◆ The problem: Look through the records, and whenever a line includes the word "glyph", copy it.

(Element data from apps and pages)
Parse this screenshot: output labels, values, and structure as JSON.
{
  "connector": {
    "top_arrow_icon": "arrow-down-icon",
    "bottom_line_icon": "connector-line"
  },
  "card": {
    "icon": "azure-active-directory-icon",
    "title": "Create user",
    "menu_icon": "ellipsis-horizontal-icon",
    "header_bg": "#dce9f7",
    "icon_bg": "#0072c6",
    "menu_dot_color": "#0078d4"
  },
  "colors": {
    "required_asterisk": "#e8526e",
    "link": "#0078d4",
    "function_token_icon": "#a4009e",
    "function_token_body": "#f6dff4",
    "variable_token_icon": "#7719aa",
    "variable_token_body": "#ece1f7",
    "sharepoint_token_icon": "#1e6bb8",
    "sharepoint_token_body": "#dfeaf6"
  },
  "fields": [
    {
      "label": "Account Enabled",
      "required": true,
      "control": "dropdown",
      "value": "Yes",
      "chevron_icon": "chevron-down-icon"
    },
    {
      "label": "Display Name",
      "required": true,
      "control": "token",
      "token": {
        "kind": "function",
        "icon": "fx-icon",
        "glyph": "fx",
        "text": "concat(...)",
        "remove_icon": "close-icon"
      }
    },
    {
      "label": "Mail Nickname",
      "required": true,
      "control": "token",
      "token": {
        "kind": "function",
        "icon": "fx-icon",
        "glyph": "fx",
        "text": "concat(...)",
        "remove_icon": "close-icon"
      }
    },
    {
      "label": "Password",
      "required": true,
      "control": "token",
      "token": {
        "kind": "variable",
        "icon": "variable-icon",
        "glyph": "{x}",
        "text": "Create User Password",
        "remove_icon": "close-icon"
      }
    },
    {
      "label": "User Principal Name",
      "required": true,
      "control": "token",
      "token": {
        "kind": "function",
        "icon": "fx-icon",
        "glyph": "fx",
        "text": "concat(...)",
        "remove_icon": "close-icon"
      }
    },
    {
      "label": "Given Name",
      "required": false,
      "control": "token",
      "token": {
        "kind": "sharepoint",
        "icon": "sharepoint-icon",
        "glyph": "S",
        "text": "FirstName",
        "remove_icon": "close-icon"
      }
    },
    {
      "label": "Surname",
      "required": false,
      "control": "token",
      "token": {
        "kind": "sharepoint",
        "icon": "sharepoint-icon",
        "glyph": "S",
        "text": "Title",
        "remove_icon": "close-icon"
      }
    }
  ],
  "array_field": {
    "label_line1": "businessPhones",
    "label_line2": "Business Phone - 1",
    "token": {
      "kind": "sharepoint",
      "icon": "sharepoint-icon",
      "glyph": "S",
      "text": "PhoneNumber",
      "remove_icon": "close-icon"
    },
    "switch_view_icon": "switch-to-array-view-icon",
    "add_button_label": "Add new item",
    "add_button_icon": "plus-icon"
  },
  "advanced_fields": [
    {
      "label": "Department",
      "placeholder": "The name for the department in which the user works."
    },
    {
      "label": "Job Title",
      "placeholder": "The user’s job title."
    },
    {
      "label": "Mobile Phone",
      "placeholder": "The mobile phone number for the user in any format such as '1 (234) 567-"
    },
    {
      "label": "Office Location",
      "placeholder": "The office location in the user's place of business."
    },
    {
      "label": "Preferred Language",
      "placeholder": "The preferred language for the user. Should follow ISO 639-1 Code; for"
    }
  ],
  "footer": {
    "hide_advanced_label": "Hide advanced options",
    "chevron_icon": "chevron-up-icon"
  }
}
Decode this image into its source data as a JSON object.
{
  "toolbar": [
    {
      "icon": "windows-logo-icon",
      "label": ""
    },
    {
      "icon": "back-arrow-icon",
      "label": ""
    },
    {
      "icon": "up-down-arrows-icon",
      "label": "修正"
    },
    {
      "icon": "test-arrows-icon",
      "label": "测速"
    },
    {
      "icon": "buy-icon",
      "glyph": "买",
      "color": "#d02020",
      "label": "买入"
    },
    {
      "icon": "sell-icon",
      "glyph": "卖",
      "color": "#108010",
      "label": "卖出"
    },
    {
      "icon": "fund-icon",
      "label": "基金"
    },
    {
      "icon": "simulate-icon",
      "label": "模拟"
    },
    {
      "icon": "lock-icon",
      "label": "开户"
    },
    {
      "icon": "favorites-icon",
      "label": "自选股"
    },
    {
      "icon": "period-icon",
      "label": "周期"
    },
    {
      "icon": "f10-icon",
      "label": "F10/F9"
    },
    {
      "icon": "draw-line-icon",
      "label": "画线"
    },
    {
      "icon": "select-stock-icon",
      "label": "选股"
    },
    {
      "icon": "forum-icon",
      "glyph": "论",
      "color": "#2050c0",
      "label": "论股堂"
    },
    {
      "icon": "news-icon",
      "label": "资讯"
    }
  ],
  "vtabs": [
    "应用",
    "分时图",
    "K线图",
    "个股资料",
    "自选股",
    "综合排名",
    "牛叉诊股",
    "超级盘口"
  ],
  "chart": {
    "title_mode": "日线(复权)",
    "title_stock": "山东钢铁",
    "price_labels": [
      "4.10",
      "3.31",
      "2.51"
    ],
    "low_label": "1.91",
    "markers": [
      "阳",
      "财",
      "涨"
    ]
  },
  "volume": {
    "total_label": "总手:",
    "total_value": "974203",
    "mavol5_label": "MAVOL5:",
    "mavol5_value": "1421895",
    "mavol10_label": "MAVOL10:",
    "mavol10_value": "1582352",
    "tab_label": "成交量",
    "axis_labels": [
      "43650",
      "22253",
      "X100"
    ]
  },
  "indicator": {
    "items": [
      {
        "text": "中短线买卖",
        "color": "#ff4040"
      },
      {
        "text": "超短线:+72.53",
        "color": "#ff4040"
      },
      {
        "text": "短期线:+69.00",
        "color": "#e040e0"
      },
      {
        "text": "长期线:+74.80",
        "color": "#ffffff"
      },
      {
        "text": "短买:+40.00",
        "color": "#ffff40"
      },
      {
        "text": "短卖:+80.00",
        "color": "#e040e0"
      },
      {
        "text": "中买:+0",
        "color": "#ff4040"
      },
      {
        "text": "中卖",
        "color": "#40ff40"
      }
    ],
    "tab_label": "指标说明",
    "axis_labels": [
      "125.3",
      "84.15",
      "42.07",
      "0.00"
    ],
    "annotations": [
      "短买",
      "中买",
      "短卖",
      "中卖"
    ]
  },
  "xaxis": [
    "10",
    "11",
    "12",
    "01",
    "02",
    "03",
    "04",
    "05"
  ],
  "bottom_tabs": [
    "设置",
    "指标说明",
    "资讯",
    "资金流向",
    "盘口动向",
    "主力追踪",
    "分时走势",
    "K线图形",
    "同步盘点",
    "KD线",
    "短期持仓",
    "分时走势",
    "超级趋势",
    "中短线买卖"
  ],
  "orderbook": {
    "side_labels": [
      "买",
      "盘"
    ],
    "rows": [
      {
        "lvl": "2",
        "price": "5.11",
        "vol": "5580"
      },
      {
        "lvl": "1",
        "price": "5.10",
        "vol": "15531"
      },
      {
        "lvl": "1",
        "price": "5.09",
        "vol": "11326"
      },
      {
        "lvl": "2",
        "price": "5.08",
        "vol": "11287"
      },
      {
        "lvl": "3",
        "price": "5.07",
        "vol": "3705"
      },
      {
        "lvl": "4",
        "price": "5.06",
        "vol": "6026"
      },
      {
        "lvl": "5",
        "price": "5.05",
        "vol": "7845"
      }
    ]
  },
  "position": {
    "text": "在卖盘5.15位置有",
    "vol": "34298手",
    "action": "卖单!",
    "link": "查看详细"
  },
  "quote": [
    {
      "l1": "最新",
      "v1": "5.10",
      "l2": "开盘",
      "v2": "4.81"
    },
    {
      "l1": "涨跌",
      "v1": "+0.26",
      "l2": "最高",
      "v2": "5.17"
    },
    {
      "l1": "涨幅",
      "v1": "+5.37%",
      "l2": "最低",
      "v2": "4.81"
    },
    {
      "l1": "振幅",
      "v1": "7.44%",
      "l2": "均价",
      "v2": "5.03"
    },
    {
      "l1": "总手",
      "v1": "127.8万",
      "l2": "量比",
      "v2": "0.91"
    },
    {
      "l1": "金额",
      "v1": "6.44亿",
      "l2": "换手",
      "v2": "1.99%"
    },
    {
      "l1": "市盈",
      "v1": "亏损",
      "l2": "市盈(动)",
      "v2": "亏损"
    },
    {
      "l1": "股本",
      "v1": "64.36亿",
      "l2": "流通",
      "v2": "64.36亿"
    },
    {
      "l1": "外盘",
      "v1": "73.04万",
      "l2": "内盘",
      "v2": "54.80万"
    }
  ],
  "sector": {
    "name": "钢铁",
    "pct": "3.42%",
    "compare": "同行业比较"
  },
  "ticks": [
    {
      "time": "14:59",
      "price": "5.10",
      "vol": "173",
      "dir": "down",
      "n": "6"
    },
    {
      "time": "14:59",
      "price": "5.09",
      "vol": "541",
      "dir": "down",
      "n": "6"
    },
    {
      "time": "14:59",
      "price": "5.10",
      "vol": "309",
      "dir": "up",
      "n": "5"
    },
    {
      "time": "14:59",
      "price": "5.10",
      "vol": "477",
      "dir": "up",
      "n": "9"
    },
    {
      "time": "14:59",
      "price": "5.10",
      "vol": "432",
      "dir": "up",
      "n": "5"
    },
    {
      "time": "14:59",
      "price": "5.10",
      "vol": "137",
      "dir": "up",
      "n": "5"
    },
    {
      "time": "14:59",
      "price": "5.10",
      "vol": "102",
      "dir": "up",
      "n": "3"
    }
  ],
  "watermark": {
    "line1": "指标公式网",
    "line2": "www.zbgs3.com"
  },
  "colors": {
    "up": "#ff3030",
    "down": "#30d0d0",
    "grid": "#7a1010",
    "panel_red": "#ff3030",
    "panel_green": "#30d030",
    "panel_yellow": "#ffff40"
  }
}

◆ Output below:
        "glyph": "fx",
        "glyph": "fx",
        "glyph": "{x}",
        "glyph": "fx",
        "glyph": "S",
        "glyph": "S",
      "glyph": "S",
      "glyph": "买",
      "glyph": "卖",
      "glyph": "论",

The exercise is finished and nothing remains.